How can I extend the supported SQL syntax?

You can modify and extend the SQL syntax either by issuing SQL commands or by subclassing SQL::Statement. See SQL::Statement::Syntax.

How can I participate in ongoing development?

SQL::Statement is a large module with many potential future directions. You are invited to help plan, code, test, document, or kibbitz about these directions. A sourceforge site will be available soon. If you want to join the development team, or just hear more about the development, write Jeff a note (<jzuckerATcpan.org>.

Where can I go for more help?

For questions about installation or usage, please ask on the dbi-users@perl.org mailing list or post a question on PerlMonks (http://www.perlmonks.org/, where Jeff is known as jZed). If you have a bug report, a patch, a suggestion, write Jeff at the email shown below.


Jochen Wiedmann created the original module as an XS (C) extension in 1998. Jeff Zucker took over the maintenance in 2001 and rewrote all of the C portions in perl and began extending the SQL support. More recently Ilya Sterin provided help with SQL::Parser, Tim Bunce provided both general and specific support, Dan Wright and Dean Arnold have contributed extensively to the code, and dozens of people from around the world have submitted patches, bug reports, and suggestions. Thanks to all!

If you're interested in helping develop SQL::Statement or want to use it with your own modules, feel free to contact Jeff.


Copyright (c) 2001,2005 by Jeff Zucker: jzuckerATcpan.org

Portions Copyright (C) 1998 by Jochen Wiedmann: jwiedATcpan.org

All rights reserved.

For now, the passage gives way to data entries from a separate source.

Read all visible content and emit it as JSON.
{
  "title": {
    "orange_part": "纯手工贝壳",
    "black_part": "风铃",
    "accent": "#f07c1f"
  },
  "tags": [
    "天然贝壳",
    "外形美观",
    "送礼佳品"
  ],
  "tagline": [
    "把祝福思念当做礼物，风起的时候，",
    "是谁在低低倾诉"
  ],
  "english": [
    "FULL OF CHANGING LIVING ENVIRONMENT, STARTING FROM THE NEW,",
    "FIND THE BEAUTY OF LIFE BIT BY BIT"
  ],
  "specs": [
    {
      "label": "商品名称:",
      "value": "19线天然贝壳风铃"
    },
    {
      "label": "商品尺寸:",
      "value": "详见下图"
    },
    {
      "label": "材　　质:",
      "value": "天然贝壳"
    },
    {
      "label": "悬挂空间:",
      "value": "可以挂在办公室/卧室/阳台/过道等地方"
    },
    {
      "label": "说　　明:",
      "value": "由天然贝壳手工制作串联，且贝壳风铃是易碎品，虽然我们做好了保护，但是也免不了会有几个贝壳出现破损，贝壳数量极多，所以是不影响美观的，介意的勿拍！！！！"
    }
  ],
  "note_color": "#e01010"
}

You may distribute this module under the terms of either the GNU General Public License or the Artistic License, as specified in the Perl README file.